Why? Because every character in the story is there for a reason and a fight is between two or more people. So long as the fight stays within the setting established rules and the character stays within the themes the story has set up, then it’ll be fine. It’ll feel real to the reader. Upgrade your understanding as needed. Be careful. And you’ll be fine.
Honestly, with this, I’d say dig into existing settings and see what they’ve used.
Warhammer 40k comes to mind. The setting dials itself up to parody, but a lot of it underlying logic is actually surprisingly well thought out, and there are a lot of bits you can take inspiration from.
The quality of the tie-in books waffles pretty wildly between completely unreadable and some of the best tie-in fiction I’ve ever read. The Caiaphas Cain novels (by Sandy Mitchell) are a pretty good introduction to the setting, and should give you some ideas. I’m not a huge fan, but Dan Abnettt’s Eisenhorn novels are also a good look at the setting, though you might need to do some outside referencing on a 40k wiki.
The tabletop game itself is expensive as hell to get into, but, you should be able to find some of the army codices cheaply in used bookstores. Those should give you some ideas of what you could outfit your characters with.
As a bonus, 40k does have some fairly good justifications for melee weapons in a distant future setting. That said it is supposed to be a Dark Age fantasy world in space. And there’s a lot of material you’ll probably want to filter out; it IS still a fantasy setting, psykers are Mages, Eldar are Elves, Necrons are Undead, Daemons are demons, and Orks are… well, Orcs.

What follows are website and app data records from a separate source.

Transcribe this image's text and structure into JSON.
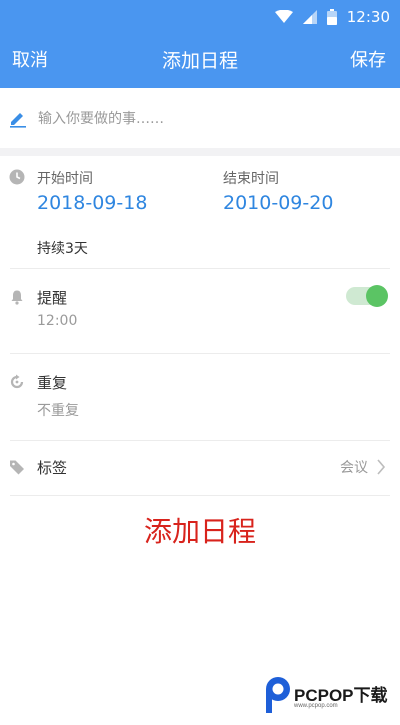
{
  "status_bar": {
    "time": "12:30",
    "icons": [
      "wifi-icon",
      "signal-icon",
      "battery-icon"
    ]
  },
  "header": {
    "cancel_label": "取消",
    "title": "添加日程",
    "save_label": "保存"
  },
  "task_input": {
    "placeholder": "输入你要做的事……",
    "value": ""
  },
  "schedule": {
    "start_label": "开始时间",
    "start_date": "2018-09-18",
    "end_label": "结束时间",
    "end_date": "2010-09-20",
    "duration": "持续3天"
  },
  "reminder": {
    "label": "提醒",
    "time": "12:00",
    "enabled": true
  },
  "repeat": {
    "label": "重复",
    "value": "不重复"
  },
  "tag": {
    "label": "标签",
    "value": "会议"
  },
  "overlay_caption": "添加日程",
  "watermark": {
    "brand": "PCPOP下载",
    "sub": "www.pcpop.com"
  },
  "colors": {
    "header_bg": "#4a96f0",
    "date_blue": "#2f86e0",
    "toggle_on": "#5bc464",
    "caption_red": "#d8231c"
  }
}
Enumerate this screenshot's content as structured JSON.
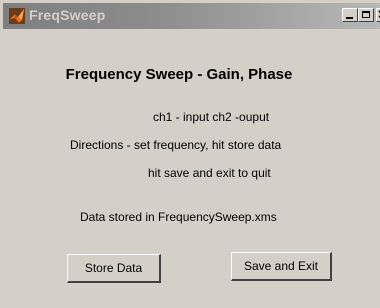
{
  "window": {
    "title": "FreqSweep",
    "app_icon": "matlab-icon",
    "controls": {
      "minimize_icon": "minimize-icon",
      "maximize_icon": "maximize-icon",
      "close_icon": "close-icon",
      "close_glyph": "×"
    }
  },
  "main": {
    "heading": "Frequency Sweep - Gain, Phase",
    "channels_text": "ch1 - input ch2 -ouput",
    "directions_line1": "Directions - set frequency, hit store data",
    "directions_line2": "hit save and exit to quit",
    "status_text": "Data stored in FrequencySweep.xms"
  },
  "buttons": {
    "store_label": "Store Data",
    "save_exit_label": "Save and Exit"
  },
  "colors": {
    "face": "#d4d0c8",
    "titlebar_inactive": "#8c8c8c",
    "icon_orange": "#e8701c"
  }
}
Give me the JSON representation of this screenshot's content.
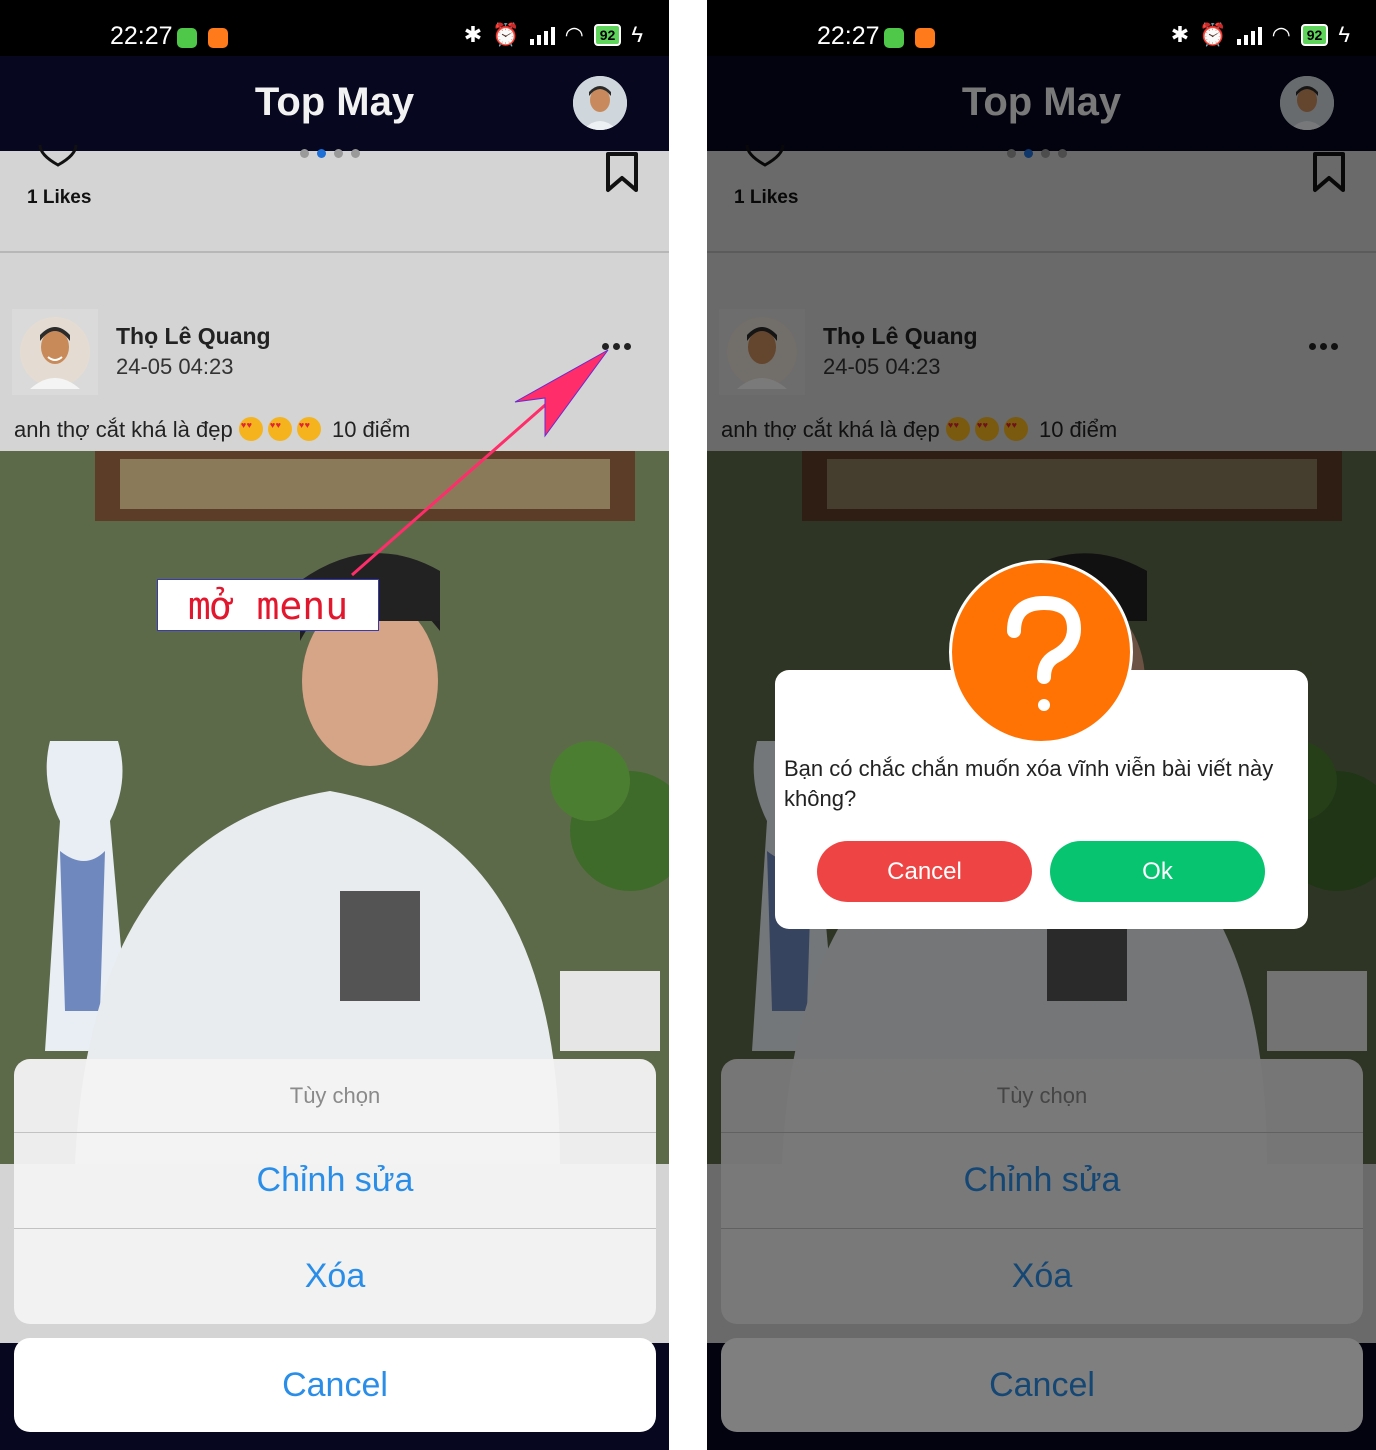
{
  "status_bar": {
    "time": "22:27",
    "battery": "92"
  },
  "header": {
    "title": "Top May"
  },
  "post": {
    "likes": "1 Likes",
    "author": "Thọ Lê Quang",
    "time": "24-05 04:23",
    "caption_text": "anh thợ cắt khá là đẹp",
    "caption_score": "10 điểm"
  },
  "action_sheet": {
    "title": "Tùy chọn",
    "edit": "Chỉnh sửa",
    "delete": "Xóa",
    "cancel": "Cancel"
  },
  "annotation": {
    "label": "mở menu"
  },
  "dialog": {
    "message": "Bạn có chắc chắn muốn xóa vĩnh viễn bài viết này không?",
    "cancel": "Cancel",
    "ok": "Ok"
  },
  "colors": {
    "header_bg": "#07071f",
    "accent_blue": "#2a8ee8",
    "dialog_cancel": "#ef4444",
    "dialog_ok": "#07c470",
    "question_orange": "#ff7305",
    "annotation_red": "#e2172d"
  },
  "icons": [
    "heart-icon",
    "bookmark-icon",
    "more-icon",
    "bluetooth-icon",
    "alarm-icon",
    "signal-icon",
    "wifi-icon",
    "battery-icon",
    "charging-icon",
    "question-icon"
  ]
}
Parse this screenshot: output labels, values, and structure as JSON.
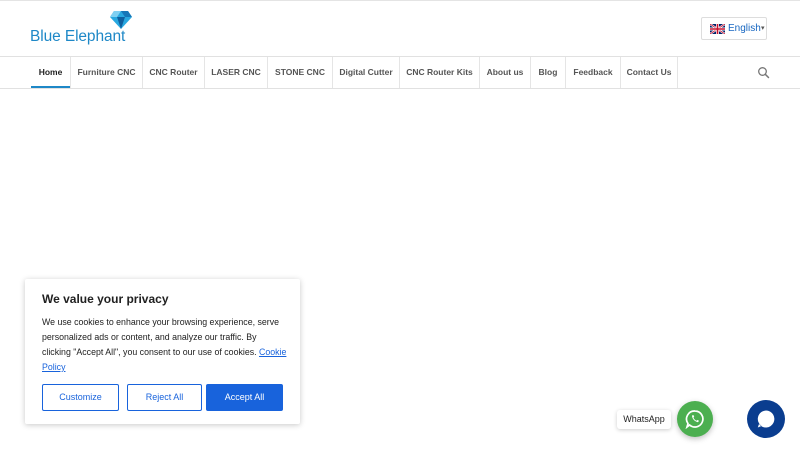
{
  "header": {
    "logo_text": "Blue Elephant",
    "language": {
      "label": "English",
      "caret": "▾"
    }
  },
  "nav": {
    "items": [
      {
        "label": "Home",
        "active": true
      },
      {
        "label": "Furniture CNC"
      },
      {
        "label": "CNC Router"
      },
      {
        "label": "LASER CNC"
      },
      {
        "label": "STONE CNC"
      },
      {
        "label": "Digital Cutter"
      },
      {
        "label": "CNC Router Kits"
      },
      {
        "label": "About us"
      },
      {
        "label": "Blog"
      },
      {
        "label": "Feedback"
      },
      {
        "label": "Contact Us"
      }
    ]
  },
  "cookie": {
    "title": "We value your privacy",
    "body": "We use cookies to enhance your browsing experience, serve personalized ads or content, and analyze our traffic. By clicking \"Accept All\", you consent to our use of cookies.",
    "policy_link": "Cookie Policy",
    "customize": "Customize",
    "reject": "Reject All",
    "accept": "Accept All"
  },
  "whatsapp": {
    "label": "WhatsApp"
  },
  "colors": {
    "brand": "#1e88c7",
    "cookie_accent": "#1863dc",
    "whatsapp_green": "#4caf50",
    "chat_navy": "#0a3d8f"
  },
  "icons": [
    "diamond-logo-icon",
    "uk-flag-icon",
    "search-icon",
    "whatsapp-icon",
    "chat-icon"
  ]
}
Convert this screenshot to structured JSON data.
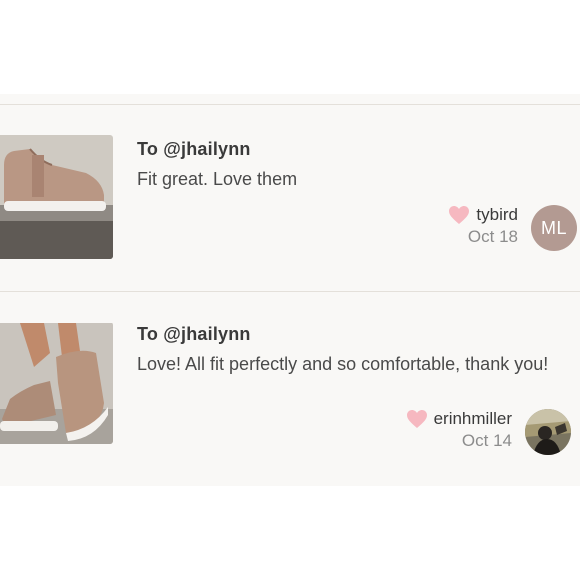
{
  "colors": {
    "heart": "#f6b8c0",
    "avatar_bg": "#b39a92",
    "divider": "#e4e0da",
    "feed_bg": "#f9f8f6"
  },
  "reviews": [
    {
      "recipient": "To @jhailynn",
      "comment": "Fit great. Love them",
      "username": "tybird",
      "date": "Oct 18",
      "avatar_initials": "ML",
      "icon": "heart-icon"
    },
    {
      "recipient": "To @jhailynn",
      "comment": "Love! All fit perfectly and so comfortable, thank you!",
      "username": "erinhmiller",
      "date": "Oct 14",
      "icon": "heart-icon"
    }
  ]
}
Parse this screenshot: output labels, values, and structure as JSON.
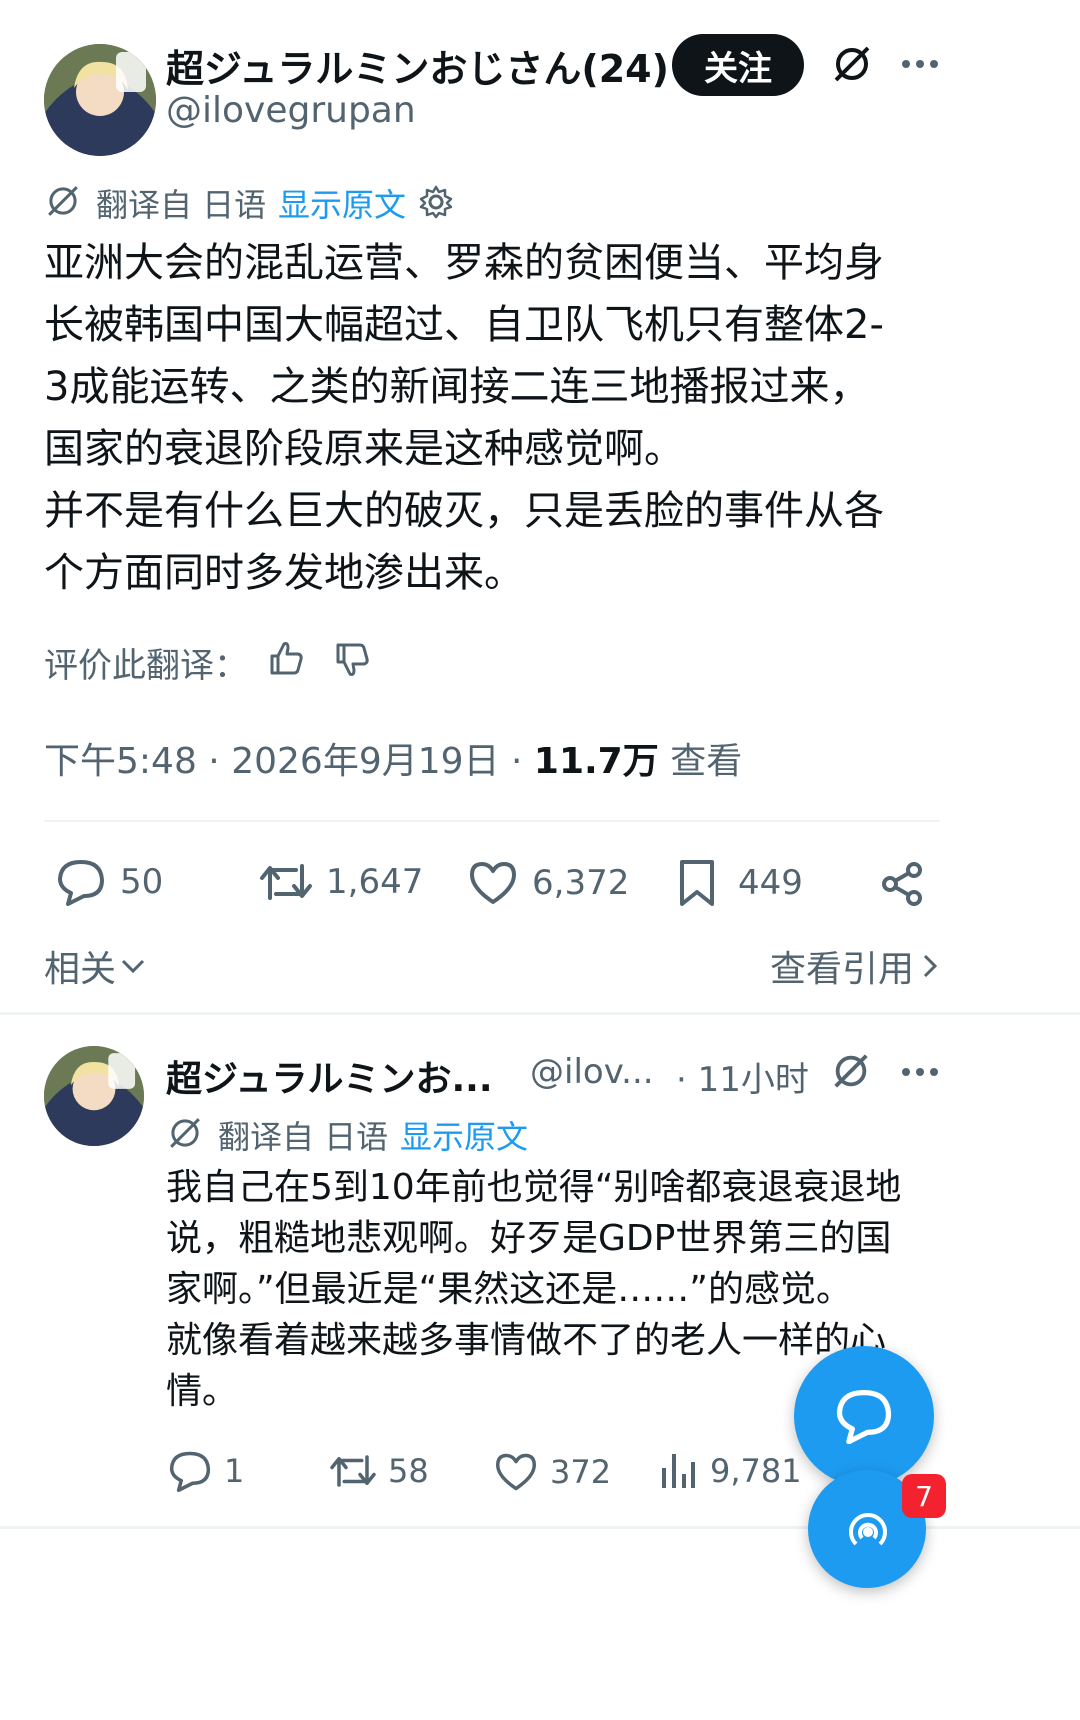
{
  "main_tweet": {
    "author_name": "超ジュラルミンおじさん(24)",
    "handle": "@ilovegrupan",
    "follow_label": "关注",
    "translated_from": "翻译自 日语",
    "show_original": "显示原文",
    "body_lines": [
      "亚洲大会的混乱运营、罗森的贫困便当、平均身",
      "长被韩国中国大幅超过、自卫队飞机只有整体2-",
      "3成能运转、之类的新闻接二连三地播报过来，",
      "国家的衰退阶段原来是这种感觉啊。",
      "并不是有什么巨大的破灭，只是丢脸的事件从各",
      "个方面同时多发地渗出来。"
    ],
    "rate_translation": "评价此翻译：",
    "time": "下午5:48",
    "date": "2026年9月19日",
    "views_count": "11.7万",
    "views_label": "查看",
    "stats": {
      "replies": "50",
      "retweets": "1,647",
      "likes": "6,372",
      "bookmarks": "449"
    },
    "related_label": "相关",
    "view_quotes_label": "查看引用"
  },
  "reply_tweet": {
    "author_name": "超ジュラルミンお...",
    "handle": "@ilov...",
    "time_ago": "· 11小时",
    "translated_from": "翻译自 日语",
    "show_original": "显示原文",
    "body_lines": [
      "我自己在5到10年前也觉得“别啥都衰退衰退地",
      "说，粗糙地悲观啊。好歹是GDP世界第三的国",
      "家啊。”但最近是“果然这还是……”的感觉。",
      "就像看着越来越多事情做不了的老人一样的心",
      "情。"
    ],
    "stats": {
      "replies": "1",
      "retweets": "58",
      "likes": "372",
      "views": "9,781"
    }
  },
  "fab": {
    "badge_count": "7"
  },
  "colors": {
    "text": "#0f1419",
    "secondary": "#536471",
    "accent": "#1d9bf0",
    "badge": "#f4212e"
  }
}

But it could still be useful for giving you ideas.
I’d also recommend looking at GURPS. GURPS isn’t a conventional RPG, so much as it’s a toolbox for the GM, and while I’ve never been a fan of the system itself, the research that goes into the average GURPS book, makes them invaluable research tools. I’m not sure if Space, Ultra-Tech, or High-Tech is the book most suited to what you’re doing, but if you can find any of those used, you’ll should have some top notch material to work with.